Delivering the opening address at Johannesburg’s Sandton Convention Centre, Ramaphosa joked that the stage was “so big” that he looked forward to companies joining him at the podium to make investment commitments, eliciting chuckles from the capacity audience.
At last year's inaugural investment conference, local and international businesses made over R300 billion worth of investment commitments.
Ramaphosa appointed four special envoys in 2018 to mobilise investment and help kickstart South Africa’s stalled economy and on Monday he announced the establishment of an investment and infrastructure office based at the presidency and headed by Gauteng province's former member of the executive council for economic development Dr Kgosientso Ramokgopa.
The president also announced the appointment of Jeff Radebe, Derek Hanekom and Elizabeth Thabethe as additional envoys, focusing on specialised areas in which they had previously served in government, being energy and tourism.
Ramaphosa said the investment and infrastructure office would monitor the progress of his investment drive by removing bureaucratic “blockages” that businesses reported.
“We are steadily but surely making South Africa a much more attractive investment opportunity. We want to be in the top 50 World Bank Ease of Doing Business Index in the next three years,” he said.
In the 2019 index, released in late October, South Africa was ranked 84th out of 190 economies.
Ramaphosa said the government was committed to removing administrative hurdles.
“This week we launched an online platform for the fast registration of companies, Biz Portal, which will be a game changer in starting a business,” he said.
The pilot phase of Biz Portal was launched on Monday. Managed by the Companies and Intellectual Property Commission, the platform aims to slash the time for registering a company to within 24 hours.
“Applicants can open a business, register for tax, UIF (unemployment insurance fund) and the compensation fund through the portal. All of these things used to take forever, we can now do it in one day, but our aim is [to have the registrations complete] within a few hours,” said Ramaphosa, to applause from the audience.
The government and industry were also working to make permitting processes more efficient, he said. “In the past, it used to take up to three years to obtain a water permit licence, we have decided it [cannot] take more than three months.”
Government had also created “more certainty” in the mining, oil and gas sectors via the revised Integrated Resource Plan (IRP), said Ramaphosa. Released in October, the IRP outlines plans for the country’s energy sector, including the mix used for energy generation.
Data costs would decrease with the initiation of high broadband spectrum, the president said.
“To attract tourism, we have prioritised changes to our visa regime, which was raised as a sore point by business executives,” he added, noting how the requirement for travellers to carry unabridged birth certificates when entering the country with children had been abolished and an e-Visa portal would be piloted later in November, where visa applications were done online. “We are going to be fully modernised,” said Ramaphosa.
Government was also working on a smart system for work permits and scarce skills.
“We want to return South Africa to a sustainable fiscal path; we are reducing public spending, eradicating wasteful spending and focusing on poverty alleviation.
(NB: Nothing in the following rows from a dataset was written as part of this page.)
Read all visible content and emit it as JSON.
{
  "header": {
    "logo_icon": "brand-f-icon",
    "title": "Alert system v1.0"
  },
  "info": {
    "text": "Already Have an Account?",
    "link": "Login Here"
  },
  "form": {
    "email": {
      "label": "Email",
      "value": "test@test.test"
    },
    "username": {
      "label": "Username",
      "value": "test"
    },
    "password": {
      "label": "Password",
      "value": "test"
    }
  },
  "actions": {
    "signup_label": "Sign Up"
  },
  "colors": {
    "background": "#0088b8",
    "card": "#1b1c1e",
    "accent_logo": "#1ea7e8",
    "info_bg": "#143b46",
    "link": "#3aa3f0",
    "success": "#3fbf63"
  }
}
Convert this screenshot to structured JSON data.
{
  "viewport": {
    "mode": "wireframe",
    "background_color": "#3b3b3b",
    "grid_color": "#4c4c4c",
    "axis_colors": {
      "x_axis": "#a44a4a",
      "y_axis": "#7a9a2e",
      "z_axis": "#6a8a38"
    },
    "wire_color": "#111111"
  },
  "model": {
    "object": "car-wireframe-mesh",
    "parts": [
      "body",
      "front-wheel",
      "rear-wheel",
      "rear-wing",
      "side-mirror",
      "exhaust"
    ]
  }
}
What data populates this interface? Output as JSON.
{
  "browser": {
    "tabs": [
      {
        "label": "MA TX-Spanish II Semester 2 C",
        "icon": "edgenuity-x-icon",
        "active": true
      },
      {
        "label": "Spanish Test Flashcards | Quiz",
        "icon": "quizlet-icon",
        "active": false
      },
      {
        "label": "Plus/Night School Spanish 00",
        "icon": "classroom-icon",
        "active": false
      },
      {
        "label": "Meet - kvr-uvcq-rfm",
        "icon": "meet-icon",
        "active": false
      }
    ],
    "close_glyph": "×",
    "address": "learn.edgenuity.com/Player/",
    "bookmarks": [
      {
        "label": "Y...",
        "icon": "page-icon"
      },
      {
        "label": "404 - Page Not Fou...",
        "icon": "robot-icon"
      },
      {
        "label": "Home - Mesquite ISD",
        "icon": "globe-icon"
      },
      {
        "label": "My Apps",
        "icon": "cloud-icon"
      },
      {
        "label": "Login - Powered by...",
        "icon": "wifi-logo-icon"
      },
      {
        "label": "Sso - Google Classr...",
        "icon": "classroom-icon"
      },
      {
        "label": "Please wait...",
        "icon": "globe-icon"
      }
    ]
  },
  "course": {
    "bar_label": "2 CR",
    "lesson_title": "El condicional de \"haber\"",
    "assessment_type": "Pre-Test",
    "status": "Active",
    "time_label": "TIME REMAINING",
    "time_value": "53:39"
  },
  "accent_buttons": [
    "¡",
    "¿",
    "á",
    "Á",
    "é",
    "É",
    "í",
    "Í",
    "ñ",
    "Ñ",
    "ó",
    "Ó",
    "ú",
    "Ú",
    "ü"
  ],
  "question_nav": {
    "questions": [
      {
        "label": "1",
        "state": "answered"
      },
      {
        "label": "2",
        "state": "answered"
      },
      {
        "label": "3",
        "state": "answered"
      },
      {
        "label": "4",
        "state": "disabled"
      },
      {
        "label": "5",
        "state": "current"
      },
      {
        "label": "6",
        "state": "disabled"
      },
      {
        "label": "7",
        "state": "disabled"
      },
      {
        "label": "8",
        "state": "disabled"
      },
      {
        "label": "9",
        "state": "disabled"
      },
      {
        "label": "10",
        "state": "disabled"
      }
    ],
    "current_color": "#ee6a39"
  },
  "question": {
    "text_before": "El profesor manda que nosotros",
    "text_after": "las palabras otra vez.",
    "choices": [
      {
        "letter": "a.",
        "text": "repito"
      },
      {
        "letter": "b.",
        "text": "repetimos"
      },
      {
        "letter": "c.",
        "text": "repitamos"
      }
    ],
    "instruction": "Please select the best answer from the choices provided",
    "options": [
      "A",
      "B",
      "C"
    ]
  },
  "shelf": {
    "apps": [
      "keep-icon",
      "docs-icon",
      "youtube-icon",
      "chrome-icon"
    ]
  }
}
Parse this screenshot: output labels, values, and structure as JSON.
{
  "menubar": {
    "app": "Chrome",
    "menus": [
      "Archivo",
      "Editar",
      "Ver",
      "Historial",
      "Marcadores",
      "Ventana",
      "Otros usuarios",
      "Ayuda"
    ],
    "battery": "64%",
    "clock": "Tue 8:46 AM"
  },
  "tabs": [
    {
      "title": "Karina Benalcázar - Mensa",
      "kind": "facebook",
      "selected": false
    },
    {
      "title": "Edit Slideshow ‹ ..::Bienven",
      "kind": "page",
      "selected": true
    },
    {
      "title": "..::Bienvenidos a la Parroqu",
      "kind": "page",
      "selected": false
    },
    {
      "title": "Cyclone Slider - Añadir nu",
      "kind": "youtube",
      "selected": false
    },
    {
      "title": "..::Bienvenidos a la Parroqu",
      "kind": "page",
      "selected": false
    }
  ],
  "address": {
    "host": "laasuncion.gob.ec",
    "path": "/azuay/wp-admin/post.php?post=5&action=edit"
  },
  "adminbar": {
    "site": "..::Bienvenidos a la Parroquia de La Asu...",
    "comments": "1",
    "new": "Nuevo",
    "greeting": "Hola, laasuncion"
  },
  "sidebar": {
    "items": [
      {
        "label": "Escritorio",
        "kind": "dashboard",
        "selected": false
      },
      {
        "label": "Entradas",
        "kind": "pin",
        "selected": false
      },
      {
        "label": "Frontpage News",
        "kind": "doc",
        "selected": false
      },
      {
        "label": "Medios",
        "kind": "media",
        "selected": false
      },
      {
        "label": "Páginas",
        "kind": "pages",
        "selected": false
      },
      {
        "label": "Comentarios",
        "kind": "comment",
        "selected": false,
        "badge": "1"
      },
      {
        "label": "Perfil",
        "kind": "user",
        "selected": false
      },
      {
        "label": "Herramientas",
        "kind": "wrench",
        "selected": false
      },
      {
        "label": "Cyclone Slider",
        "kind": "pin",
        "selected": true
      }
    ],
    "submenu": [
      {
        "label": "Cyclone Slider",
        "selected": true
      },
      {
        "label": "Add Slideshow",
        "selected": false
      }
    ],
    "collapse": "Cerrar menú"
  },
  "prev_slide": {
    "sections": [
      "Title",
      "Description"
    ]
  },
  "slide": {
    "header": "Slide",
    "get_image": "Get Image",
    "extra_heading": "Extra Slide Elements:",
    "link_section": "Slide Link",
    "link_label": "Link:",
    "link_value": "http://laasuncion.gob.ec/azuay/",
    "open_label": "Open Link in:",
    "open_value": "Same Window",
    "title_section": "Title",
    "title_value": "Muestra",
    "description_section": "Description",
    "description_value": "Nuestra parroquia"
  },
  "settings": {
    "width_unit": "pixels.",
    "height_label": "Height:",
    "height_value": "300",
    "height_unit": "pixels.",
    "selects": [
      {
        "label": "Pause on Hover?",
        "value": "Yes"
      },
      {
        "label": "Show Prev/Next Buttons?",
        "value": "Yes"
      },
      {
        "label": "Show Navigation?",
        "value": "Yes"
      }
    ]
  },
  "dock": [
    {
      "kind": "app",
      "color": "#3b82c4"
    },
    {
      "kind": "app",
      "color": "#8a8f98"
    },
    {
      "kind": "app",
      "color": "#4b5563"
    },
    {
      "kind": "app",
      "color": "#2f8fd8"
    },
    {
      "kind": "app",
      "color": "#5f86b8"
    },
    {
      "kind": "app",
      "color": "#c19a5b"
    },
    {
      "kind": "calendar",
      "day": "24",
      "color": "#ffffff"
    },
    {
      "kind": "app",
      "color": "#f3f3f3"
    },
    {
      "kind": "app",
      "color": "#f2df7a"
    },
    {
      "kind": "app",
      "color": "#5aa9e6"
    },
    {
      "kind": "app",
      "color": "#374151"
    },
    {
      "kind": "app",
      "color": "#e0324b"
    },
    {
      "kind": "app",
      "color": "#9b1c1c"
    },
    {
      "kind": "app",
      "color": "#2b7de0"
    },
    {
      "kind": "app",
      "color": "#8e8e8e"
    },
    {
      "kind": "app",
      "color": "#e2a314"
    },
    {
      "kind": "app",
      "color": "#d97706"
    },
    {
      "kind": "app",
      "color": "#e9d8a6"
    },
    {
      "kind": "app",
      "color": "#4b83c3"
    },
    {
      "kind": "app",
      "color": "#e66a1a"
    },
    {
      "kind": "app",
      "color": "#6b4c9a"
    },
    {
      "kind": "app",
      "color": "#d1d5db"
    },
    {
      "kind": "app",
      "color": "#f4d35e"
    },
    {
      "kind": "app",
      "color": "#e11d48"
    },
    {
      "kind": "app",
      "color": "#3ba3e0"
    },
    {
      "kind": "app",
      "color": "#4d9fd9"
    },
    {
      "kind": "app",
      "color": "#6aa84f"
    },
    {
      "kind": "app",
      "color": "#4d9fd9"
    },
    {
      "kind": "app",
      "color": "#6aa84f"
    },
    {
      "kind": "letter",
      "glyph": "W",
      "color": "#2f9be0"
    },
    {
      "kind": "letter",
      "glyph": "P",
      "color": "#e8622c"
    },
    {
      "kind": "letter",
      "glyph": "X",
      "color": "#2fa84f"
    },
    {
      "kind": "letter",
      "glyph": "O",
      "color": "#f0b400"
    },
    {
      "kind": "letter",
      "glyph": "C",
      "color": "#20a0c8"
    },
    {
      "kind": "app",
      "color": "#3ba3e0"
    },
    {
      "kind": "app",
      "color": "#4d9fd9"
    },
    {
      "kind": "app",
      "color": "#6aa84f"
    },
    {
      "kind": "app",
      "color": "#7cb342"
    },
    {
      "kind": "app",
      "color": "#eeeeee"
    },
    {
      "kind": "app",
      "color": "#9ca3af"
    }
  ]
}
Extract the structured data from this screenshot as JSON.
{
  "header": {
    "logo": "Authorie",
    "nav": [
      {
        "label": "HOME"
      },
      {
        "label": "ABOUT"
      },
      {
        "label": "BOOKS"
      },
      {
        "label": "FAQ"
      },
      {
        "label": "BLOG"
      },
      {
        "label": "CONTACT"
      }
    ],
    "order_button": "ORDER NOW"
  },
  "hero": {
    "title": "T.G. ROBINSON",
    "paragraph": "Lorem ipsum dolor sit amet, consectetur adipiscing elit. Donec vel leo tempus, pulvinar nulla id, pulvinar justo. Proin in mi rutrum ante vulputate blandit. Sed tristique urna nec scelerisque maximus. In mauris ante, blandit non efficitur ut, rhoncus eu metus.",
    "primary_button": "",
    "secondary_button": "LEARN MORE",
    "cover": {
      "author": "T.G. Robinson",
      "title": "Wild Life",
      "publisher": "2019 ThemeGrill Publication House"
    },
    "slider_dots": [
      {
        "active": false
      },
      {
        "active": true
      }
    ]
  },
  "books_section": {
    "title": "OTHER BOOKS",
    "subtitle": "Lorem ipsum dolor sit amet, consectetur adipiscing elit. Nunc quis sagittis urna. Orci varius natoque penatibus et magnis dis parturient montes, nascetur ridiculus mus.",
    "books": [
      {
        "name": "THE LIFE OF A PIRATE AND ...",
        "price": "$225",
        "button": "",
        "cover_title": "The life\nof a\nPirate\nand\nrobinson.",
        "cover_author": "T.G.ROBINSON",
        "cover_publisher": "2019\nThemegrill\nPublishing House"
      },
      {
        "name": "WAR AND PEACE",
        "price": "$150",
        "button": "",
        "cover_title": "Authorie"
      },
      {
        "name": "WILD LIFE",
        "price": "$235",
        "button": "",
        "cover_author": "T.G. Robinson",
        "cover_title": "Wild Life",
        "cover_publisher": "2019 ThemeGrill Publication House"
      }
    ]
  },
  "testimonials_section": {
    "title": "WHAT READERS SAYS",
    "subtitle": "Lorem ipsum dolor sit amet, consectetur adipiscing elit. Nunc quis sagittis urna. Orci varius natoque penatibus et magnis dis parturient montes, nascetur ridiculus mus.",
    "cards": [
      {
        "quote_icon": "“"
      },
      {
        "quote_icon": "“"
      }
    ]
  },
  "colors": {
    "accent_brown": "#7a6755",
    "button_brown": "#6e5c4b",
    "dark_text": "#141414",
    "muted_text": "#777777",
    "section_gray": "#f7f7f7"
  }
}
Will be stabilising our debt to GDP ratio. Macroeconomic stability and fiscal prudence are essential for investment and economic growth,” Ramaphosa said.